Depression is tricky and can, at times, makes us forget that we are alive in the world. In a depressive state, it is easy to lose track of ourselves and our relation to the world. Self-care and social life are put on the back burner while we try to navigate the storm of emotions that swarm our minds. In my previous article, I discussed some symptoms of depression.
This article will address what begins to happen once you make it through the winter.
Moroseness. Malaise. Sorrow. These are adjectives usually ascribed to depression, but irritability is also one of them. Irritability often accompanies depression because it is a manifestation of your internalized frustration and helplessness. When depressed, you easily blow up in other’s faces. However, when you are getting better, you become more patient and tolerant.
Hygiene and grooming
Something that is immediately noticeable is your grooming. It is imperceptible at first, but one day you notice that you look better. Your skin has its usual radiance, and your eyes are not so sullen. It is not a change that happens overnight, but a product of you slowly coming back to yourself.
Tackling chores you once put off
During a depressed state, you do not have energy and often feel fatigued. Hence, the plans you made take a backseat. A sign that you’ve become to get out of the darkness is that you have more energy and more desire to accomplish things.
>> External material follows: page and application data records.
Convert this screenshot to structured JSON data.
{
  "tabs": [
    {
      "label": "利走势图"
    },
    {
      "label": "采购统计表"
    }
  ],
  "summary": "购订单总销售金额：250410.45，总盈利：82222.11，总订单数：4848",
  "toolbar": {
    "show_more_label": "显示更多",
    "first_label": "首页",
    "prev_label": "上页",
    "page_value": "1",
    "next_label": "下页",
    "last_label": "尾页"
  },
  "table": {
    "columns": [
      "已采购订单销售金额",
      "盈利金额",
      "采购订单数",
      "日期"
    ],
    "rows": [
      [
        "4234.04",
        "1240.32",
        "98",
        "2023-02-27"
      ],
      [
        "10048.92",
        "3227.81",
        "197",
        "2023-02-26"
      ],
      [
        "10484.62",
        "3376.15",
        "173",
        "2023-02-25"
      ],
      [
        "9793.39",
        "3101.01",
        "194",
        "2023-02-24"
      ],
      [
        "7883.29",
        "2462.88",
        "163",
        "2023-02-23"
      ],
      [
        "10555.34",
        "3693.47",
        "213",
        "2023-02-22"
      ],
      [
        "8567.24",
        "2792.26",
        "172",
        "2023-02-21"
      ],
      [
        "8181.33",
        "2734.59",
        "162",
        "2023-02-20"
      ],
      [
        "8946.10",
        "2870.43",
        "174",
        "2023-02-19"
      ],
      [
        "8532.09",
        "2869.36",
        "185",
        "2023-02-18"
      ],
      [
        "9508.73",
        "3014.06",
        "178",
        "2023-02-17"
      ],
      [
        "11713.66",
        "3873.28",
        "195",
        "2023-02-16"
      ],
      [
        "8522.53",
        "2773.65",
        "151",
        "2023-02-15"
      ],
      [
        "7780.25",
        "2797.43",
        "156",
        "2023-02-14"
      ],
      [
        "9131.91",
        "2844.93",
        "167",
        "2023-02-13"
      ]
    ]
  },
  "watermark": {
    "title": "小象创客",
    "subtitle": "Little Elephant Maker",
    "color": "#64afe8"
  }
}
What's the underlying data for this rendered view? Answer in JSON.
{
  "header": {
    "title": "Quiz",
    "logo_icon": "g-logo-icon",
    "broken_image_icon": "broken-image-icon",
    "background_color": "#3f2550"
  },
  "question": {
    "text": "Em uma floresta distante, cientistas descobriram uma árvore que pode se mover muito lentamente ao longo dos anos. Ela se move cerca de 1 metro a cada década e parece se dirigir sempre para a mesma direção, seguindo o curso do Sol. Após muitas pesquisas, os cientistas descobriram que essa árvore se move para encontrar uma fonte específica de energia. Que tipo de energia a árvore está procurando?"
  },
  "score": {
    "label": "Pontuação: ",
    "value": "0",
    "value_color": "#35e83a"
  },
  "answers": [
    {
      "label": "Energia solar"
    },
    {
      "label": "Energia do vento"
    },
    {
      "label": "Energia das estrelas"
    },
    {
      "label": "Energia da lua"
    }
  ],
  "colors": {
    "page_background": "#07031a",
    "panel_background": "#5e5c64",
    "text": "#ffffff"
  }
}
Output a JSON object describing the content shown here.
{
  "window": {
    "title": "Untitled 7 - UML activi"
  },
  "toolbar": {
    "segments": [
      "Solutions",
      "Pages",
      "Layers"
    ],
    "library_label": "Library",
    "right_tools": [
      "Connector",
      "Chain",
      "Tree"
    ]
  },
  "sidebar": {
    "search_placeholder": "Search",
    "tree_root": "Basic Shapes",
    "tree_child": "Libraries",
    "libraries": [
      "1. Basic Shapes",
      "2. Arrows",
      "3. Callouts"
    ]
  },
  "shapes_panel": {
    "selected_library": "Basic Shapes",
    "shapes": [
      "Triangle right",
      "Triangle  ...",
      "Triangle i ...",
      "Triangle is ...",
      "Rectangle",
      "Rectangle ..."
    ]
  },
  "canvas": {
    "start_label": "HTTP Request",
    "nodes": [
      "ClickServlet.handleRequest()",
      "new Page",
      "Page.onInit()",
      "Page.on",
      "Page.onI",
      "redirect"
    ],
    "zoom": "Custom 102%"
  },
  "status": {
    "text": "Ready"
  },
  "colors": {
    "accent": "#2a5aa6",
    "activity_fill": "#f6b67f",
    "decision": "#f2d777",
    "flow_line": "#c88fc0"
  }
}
Interest in activities
Another sign of improvement is that your interest returns. In a depressive state, interests towards hobbies, social activities, or goals wane, and it is laborious to get up and do things that you once found fun. However, in the process of relief from depression, you will notice that your interest returns. You’ll feel energized and excited to embark on your previous endeavors.
A common symptom of depression is a change in appetite. Similarly, in periods of relief, you experience also experience a change in appetite. For some, that may be an increase. Food becomes more appealing. With this change, you may also begin to notice more self-control in regards to the foods you have been trying to avoid. However, this symptom depends on the individual and is not a definite indicator that you are getting better.
For those who suffer other disorders that are comorbid with depression, this may symptom may vary.
Depression affects your executive functioning, especially your ability to make decisions and concentrate. Though antidepressants are prescribed to patients with severe depression, studies show that antidepressants do not improve executive functioning or other cognitive skills. They only help to improve mood. With the help of problem-solving treatment and cognitive behavioral therapy, you may begin to notice an improved concentration.
One of the cruelest aspects of depression is that it echos all of your fears and faults. It enlarges your imperfections and makes you believe that you are worthless, incompetent, or not enough. These thoughts serve to keep you depressed. But, as you begin to reconnect with yourself and to have compassion towards yourself, your self-worth will increase. You will be equipped to fight these negative thoughts, and they will slowly recede from your mind. Then, you will see yourself in a better light.
Though it may not feel like it at the moment, depression does not last forever. It comes and goes like the tide. Though some symptoms of depression will get better, some will persist. They do not all appear or disappear at once. If you still experience some symptoms, such as insomnia, please reach out to a health care professional for assistance.
Let us know in the comments below what other symptoms you have noticed that signify recovery!
Gillihan, Seth J. How Do You Know When Your Depression Is Improving?7 Feb. 2018, www.psychologytoday.com/us/blog/think-act-be/201802/how-do-you-know-when-your-depression-is-improving.
James Cartreine, PhD. “More than Sad: Depression Affects Your Ability to Think.” Harvard Health Blog, 23 June 2020, www.health.harvard.edu/blog/sad-depression-affects-ability-think-201605069551.
Shilyansky, Carrie, et al. Ect of Antidepressant Treatment on Cognitive Impairments Associated with Depression: a Randomised Longitudinal Study. 16 Mar. 2016, www.thelancet.com/journals/lanpsy/article/PIIS2215-0366(16)00012-2/fulltext.